Items from a dataset
-=-=-

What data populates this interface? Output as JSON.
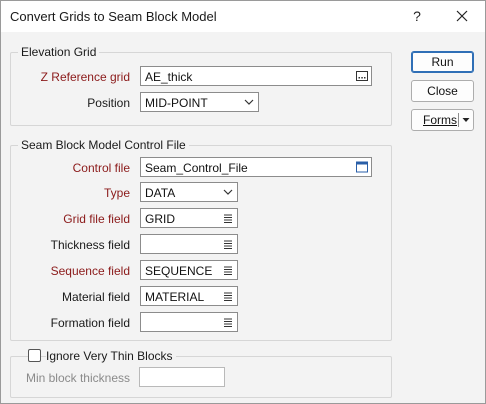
{
  "window": {
    "title": "Convert Grids to Seam Block Model",
    "help_icon": "?",
    "close_icon": "close-icon"
  },
  "elevation_grid": {
    "title": "Elevation Grid",
    "z_reference": {
      "label": "Z Reference grid",
      "value": "AE_thick",
      "icon": "browse-icon"
    },
    "position": {
      "label": "Position",
      "value": "MID-POINT",
      "icon": "chevron-down-icon"
    }
  },
  "control_file": {
    "title": "Seam Block Model Control File",
    "control": {
      "label": "Control file",
      "value": "Seam_Control_File",
      "icon": "file-browse-icon"
    },
    "type": {
      "label": "Type",
      "value": "DATA",
      "icon": "chevron-down-icon"
    },
    "grid_field": {
      "label": "Grid file field",
      "value": "GRID",
      "icon": "list-icon"
    },
    "thickness_field": {
      "label": "Thickness field",
      "value": "",
      "icon": "list-icon"
    },
    "sequence_field": {
      "label": "Sequence field",
      "value": "SEQUENCE",
      "icon": "list-icon"
    },
    "material_field": {
      "label": "Material field",
      "value": "MATERIAL",
      "icon": "list-icon"
    },
    "formation_field": {
      "label": "Formation field",
      "value": "",
      "icon": "list-icon"
    }
  },
  "thin_blocks": {
    "checkbox_label": "Ignore Very Thin Blocks",
    "checked": false,
    "min_thickness": {
      "label": "Min block thickness",
      "value": ""
    }
  },
  "buttons": {
    "run": "Run",
    "close": "Close",
    "forms": "Forms"
  },
  "colors": {
    "required_label": "#8b1a1a",
    "primary_border": "#2f6fb6",
    "background": "#f3f3f3"
  }
}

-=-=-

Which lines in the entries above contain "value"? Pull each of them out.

• _Output of the exercise_:
      "value": "AE_thick",
      "value": "MID-POINT",
      "value": "Seam_Control_File",
      "value": "DATA",
      "value": "GRID",
      "value": "",
      "value": "SEQUENCE",
      "value": "MATERIAL",
      "value": "",
      "value": ""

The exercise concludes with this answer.